EXERCISE DATA:
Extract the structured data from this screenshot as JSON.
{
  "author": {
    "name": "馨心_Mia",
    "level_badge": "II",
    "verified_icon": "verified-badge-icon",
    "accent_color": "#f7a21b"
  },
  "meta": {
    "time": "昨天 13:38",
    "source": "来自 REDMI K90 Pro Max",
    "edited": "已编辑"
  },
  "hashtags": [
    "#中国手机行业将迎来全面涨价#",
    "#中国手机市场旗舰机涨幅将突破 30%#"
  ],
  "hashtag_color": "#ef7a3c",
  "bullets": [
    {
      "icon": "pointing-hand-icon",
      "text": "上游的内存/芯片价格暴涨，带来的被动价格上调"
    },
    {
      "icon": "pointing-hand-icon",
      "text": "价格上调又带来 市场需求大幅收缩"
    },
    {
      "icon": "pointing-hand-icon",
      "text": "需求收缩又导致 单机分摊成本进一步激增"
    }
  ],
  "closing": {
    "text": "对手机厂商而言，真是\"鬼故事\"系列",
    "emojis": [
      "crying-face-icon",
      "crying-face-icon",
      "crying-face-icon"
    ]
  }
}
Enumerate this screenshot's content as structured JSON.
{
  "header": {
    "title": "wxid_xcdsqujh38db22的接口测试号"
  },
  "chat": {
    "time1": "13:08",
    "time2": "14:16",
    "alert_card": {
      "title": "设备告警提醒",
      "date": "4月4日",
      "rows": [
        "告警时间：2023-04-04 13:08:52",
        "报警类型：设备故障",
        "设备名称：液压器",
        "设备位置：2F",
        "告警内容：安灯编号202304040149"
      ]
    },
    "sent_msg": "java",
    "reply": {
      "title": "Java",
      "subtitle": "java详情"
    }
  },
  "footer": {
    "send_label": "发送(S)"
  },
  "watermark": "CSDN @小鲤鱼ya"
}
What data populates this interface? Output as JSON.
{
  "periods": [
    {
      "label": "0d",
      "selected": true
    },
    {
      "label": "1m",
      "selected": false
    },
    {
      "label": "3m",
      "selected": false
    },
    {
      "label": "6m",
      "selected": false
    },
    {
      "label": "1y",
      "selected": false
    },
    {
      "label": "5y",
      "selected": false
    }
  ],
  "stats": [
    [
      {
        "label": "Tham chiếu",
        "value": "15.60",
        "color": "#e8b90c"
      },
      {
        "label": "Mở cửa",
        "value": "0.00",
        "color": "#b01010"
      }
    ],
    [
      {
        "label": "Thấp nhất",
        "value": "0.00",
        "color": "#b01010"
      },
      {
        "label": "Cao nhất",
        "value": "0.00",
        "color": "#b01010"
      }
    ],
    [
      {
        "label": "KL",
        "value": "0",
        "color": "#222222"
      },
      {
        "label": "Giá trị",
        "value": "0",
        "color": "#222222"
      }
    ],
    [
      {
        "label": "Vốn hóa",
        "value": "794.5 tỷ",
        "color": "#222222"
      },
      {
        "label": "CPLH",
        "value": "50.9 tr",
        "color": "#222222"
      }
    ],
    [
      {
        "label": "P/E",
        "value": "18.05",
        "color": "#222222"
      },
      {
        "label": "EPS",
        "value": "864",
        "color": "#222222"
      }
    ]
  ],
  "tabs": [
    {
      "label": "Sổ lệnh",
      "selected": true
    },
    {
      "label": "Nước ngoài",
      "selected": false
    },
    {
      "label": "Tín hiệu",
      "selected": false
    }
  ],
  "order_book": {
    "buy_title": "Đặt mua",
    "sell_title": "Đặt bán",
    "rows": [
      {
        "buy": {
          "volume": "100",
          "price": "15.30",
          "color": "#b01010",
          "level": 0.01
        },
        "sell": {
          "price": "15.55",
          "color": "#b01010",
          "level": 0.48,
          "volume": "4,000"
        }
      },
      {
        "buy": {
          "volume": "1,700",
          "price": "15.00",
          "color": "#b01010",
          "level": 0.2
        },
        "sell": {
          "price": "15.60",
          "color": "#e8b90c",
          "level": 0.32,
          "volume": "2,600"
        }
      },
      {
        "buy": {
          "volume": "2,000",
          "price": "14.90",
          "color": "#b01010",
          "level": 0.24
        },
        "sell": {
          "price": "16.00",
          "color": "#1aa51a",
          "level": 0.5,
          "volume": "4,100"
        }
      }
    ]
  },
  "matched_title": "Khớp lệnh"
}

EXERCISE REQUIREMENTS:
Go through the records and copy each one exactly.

WRITTEN SOLUTION:
Extract the structured data from this screenshot as JSON.
{
  "author": {
    "name": "馨心_Mia",
    "level_badge": "II",
    "verified_icon": "verified-badge-icon",
    "accent_color": "#f7a21b"
  },
  "meta": {
    "time": "昨天 13:38",
    "source": "来自 REDMI K90 Pro Max",
    "edited": "已编辑"
  },
  "hashtags": [
    "#中国手机行业将迎来全面涨价#",
    "#中国手机市场旗舰机涨幅将突破 30%#"
  ],
  "hashtag_color": "#ef7a3c",
  "bullets": [
    {
      "icon": "pointing-hand-icon",
      "text": "上游的内存/芯片价格暴涨，带来的被动价格上调"
    },
    {
      "icon": "pointing-hand-icon",
      "text": "价格上调又带来 市场需求大幅收缩"
    },
    {
      "icon": "pointing-hand-icon",
      "text": "需求收缩又导致 单机分摊成本进一步激增"
    }
  ],
  "closing": {
    "text": "对手机厂商而言，真是\"鬼故事\"系列",
    "emojis": [
      "crying-face-icon",
      "crying-face-icon",
      "crying-face-icon"
    ]
  }
}
Enumerate this screenshot's content as structured JSON.
{
  "header": {
    "title": "wxid_xcdsqujh38db22的接口测试号"
  },
  "chat": {
    "time1": "13:08",
    "time2": "14:16",
    "alert_card": {
      "title": "设备告警提醒",
      "date": "4月4日",
      "rows": [
        "告警时间：2023-04-04 13:08:52",
        "报警类型：设备故障",
        "设备名称：液压器",
        "设备位置：2F",
        "告警内容：安灯编号202304040149"
      ]
    },
    "sent_msg": "java",
    "reply": {
      "title": "Java",
      "subtitle": "java详情"
    }
  },
  "footer": {
    "send_label": "发送(S)"
  },
  "watermark": "CSDN @小鲤鱼ya"
}
What data populates this interface? Output as JSON.
{
  "periods": [
    {
      "label": "0d",
      "selected": true
    },
    {
      "label": "1m",
      "selected": false
    },
    {
      "label": "3m",
      "selected": false
    },
    {
      "label": "6m",
      "selected": false
    },
    {
      "label": "1y",
      "selected": false
    },
    {
      "label": "5y",
      "selected": false
    }
  ],
  "stats": [
    [
      {
        "label": "Tham chiếu",
        "value": "15.60",
        "color": "#e8b90c"
      },
      {
        "label": "Mở cửa",
        "value": "0.00",
        "color": "#b01010"
      }
    ],
    [
      {
        "label": "Thấp nhất",
        "value": "0.00",
        "color": "#b01010"
      },
      {
        "label": "Cao nhất",
        "value": "0.00",
        "color": "#b01010"
      }
    ],
    [
      {
        "label": "KL",
        "value": "0",
        "color": "#222222"
      },
      {
        "label": "Giá trị",
        "value": "0",
        "color": "#222222"
      }
    ],
    [
      {
        "label": "Vốn hóa",
        "value": "794.5 tỷ",
        "color": "#222222"
      },
      {
        "label": "CPLH",
        "value": "50.9 tr",
        "color": "#222222"
      }
    ],
    [
      {
        "label": "P/E",
        "value": "18.05",
        "color": "#222222"
      },
      {
        "label": "EPS",
        "value": "864",
        "color": "#222222"
      }
    ]
  ],
  "tabs": [
    {
      "label": "Sổ lệnh",
      "selected": true
    },
    {
      "label": "Nước ngoài",
      "selected": false
    },
    {
      "label": "Tín hiệu",
      "selected": false
    }
  ],
  "order_book": {
    "buy_title": "Đặt mua",
    "sell_title": "Đặt bán",
    "rows": [
      {
        "buy": {
          "volume": "100",
          "price": "15.30",
          "color": "#b01010",
          "level": 0.01
        },
        "sell": {
          "price": "15.55",
          "color": "#b01010",
          "level": 0.48,
          "volume": "4,000"
        }
      },
      {
        "buy": {
          "volume": "1,700",
          "price": "15.00",
          "color": "#b01010",
          "level": 0.2
        },
        "sell": {
          "price": "15.60",
          "color": "#e8b90c",
          "level": 0.32,
          "volume": "2,600"
        }
      },
      {
        "buy": {
          "volume": "2,000",
          "price": "14.90",
          "color": "#b01010",
          "level": 0.24
        },
        "sell": {
          "price": "16.00",
          "color": "#1aa51a",
          "level": 0.5,
          "volume": "4,100"
        }
      }
    ]
  },
  "matched_title": "Khớp lệnh"
}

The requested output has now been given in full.